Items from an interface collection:
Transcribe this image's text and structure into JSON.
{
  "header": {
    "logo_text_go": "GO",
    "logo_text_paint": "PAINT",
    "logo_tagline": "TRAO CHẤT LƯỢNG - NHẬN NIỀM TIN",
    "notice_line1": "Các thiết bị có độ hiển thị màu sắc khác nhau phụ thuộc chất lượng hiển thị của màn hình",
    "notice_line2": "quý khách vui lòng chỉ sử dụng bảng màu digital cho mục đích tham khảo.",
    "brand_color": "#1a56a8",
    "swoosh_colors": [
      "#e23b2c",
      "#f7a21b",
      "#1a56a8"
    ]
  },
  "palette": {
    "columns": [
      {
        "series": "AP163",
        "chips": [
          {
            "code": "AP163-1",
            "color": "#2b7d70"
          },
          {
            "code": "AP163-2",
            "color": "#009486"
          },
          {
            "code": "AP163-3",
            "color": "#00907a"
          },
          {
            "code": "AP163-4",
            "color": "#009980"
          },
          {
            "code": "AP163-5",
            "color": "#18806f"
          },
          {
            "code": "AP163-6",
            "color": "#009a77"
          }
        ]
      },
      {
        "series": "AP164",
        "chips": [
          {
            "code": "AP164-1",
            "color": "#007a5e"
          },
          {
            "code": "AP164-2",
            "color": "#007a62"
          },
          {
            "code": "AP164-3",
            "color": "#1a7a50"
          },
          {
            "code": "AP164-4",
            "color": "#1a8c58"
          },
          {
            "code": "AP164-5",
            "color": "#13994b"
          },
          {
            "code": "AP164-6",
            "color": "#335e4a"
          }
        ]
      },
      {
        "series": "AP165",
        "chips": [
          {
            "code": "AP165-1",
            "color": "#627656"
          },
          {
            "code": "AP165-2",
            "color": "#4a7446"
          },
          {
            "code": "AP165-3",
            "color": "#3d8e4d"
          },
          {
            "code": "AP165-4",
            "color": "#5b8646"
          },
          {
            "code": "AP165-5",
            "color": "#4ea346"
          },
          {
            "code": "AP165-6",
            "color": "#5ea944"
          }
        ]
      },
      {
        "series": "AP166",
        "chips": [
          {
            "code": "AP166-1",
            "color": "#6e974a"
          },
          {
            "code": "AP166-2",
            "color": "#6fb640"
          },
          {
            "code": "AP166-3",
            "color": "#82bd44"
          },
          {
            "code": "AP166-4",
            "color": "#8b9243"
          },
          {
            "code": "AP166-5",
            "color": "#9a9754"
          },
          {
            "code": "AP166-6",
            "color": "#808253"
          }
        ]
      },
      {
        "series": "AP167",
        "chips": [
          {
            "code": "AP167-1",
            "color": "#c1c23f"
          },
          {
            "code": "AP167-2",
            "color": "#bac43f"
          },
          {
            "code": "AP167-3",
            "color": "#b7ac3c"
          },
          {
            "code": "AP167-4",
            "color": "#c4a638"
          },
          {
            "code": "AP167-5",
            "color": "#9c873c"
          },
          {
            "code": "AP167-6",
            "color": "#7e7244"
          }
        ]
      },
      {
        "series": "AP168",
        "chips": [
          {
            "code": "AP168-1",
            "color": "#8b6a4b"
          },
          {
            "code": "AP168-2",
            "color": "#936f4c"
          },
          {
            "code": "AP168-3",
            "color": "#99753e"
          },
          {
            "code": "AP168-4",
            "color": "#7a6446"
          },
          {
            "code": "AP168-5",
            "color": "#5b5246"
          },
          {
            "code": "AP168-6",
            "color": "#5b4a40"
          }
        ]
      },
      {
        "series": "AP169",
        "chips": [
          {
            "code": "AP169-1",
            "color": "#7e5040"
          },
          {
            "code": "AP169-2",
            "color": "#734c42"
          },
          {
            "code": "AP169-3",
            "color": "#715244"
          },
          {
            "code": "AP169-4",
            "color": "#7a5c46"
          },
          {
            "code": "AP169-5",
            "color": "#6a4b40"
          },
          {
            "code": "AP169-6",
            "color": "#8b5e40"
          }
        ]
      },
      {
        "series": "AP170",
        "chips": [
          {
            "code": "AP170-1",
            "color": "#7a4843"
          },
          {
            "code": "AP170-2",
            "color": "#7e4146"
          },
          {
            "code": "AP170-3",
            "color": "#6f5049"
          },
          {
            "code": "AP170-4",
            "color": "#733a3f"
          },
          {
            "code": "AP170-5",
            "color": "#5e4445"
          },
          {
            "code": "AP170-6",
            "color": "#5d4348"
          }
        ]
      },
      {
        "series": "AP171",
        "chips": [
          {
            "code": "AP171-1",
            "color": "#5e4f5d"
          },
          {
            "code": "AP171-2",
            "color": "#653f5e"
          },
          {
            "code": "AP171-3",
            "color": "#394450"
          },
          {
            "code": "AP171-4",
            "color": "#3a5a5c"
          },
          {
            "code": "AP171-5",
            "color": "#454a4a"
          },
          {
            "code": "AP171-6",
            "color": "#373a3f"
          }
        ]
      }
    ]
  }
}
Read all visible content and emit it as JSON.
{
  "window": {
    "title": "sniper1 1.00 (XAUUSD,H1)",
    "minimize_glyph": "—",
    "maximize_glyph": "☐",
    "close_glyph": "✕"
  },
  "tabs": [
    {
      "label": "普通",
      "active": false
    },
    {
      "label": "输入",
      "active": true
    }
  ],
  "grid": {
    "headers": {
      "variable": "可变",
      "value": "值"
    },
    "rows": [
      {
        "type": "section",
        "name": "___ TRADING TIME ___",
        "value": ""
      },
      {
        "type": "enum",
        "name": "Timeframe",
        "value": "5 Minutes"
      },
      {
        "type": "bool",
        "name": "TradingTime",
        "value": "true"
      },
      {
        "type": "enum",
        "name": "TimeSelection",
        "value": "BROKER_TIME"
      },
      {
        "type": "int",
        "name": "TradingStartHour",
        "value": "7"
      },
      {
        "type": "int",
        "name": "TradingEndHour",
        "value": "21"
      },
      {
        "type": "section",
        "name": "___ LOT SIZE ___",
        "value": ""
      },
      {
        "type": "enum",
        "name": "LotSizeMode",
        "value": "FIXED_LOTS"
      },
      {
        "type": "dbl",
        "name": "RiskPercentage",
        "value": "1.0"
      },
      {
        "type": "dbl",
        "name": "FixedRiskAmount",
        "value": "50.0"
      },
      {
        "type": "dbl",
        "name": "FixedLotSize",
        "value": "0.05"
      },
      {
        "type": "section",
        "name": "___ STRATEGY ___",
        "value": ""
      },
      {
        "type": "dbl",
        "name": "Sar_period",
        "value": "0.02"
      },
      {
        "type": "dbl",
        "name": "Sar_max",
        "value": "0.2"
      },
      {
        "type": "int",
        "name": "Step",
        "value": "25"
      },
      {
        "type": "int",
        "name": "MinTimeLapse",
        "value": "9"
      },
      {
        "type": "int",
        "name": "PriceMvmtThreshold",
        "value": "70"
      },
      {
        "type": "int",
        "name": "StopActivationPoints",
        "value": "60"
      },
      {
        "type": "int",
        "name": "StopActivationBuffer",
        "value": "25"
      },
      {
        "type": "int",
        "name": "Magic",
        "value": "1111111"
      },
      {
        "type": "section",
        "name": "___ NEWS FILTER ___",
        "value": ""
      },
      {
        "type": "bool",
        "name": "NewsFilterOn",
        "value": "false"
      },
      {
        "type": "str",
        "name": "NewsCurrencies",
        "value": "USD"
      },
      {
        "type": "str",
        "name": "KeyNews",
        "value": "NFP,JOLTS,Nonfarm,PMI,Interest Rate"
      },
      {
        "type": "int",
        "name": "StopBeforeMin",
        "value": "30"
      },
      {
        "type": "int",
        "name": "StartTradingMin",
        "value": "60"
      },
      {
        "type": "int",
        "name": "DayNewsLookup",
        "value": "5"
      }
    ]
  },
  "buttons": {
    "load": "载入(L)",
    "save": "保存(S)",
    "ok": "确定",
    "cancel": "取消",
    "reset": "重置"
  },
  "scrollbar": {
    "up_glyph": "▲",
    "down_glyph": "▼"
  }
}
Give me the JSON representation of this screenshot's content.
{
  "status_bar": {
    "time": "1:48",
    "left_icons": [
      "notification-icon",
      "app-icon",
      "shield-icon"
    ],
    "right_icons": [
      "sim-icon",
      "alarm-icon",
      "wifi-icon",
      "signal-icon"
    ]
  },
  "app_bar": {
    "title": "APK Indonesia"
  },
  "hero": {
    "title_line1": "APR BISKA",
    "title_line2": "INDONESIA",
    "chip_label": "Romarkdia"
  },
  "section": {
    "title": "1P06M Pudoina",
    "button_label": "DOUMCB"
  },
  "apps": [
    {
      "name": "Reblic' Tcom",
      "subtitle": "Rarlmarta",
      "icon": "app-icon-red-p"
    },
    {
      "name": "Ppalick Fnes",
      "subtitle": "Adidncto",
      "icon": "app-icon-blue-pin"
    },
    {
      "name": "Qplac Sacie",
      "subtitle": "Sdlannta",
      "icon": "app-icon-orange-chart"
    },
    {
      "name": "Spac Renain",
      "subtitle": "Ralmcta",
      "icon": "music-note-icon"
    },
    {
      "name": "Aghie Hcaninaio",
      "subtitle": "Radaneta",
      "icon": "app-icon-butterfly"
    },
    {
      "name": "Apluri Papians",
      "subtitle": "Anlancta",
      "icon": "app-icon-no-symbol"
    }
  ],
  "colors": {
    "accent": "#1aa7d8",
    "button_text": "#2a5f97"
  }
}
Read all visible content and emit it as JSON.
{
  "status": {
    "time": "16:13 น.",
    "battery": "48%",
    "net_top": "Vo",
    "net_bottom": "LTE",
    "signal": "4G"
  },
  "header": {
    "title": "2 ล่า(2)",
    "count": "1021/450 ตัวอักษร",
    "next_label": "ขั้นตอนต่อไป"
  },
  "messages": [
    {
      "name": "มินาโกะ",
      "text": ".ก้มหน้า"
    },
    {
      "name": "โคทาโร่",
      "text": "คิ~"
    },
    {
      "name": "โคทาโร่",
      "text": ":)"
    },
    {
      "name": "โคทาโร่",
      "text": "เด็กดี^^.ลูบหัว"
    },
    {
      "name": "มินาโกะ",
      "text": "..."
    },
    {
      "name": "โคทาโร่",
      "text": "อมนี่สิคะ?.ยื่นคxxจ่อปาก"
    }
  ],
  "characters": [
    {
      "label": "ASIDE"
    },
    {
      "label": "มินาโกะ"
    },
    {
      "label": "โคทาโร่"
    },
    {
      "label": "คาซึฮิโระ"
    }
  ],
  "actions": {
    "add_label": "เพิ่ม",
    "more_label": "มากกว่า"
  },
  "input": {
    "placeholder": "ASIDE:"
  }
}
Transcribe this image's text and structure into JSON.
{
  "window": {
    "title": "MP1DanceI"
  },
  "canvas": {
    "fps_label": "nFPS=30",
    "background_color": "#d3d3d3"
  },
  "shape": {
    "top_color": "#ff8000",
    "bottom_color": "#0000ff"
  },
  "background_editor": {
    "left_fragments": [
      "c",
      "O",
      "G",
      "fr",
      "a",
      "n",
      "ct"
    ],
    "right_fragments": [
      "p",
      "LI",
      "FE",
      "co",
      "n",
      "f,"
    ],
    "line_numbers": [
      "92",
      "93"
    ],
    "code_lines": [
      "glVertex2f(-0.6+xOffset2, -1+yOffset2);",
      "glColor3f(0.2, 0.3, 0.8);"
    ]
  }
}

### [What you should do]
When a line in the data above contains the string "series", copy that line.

### [Your response]
        "series": "AP163",
        "series": "AP164",
        "series": "AP165",
        "series": "AP166",
        "series": "AP167",
        "series": "AP168",
        "series": "AP169",
        "series": "AP170",
        "series": "AP171",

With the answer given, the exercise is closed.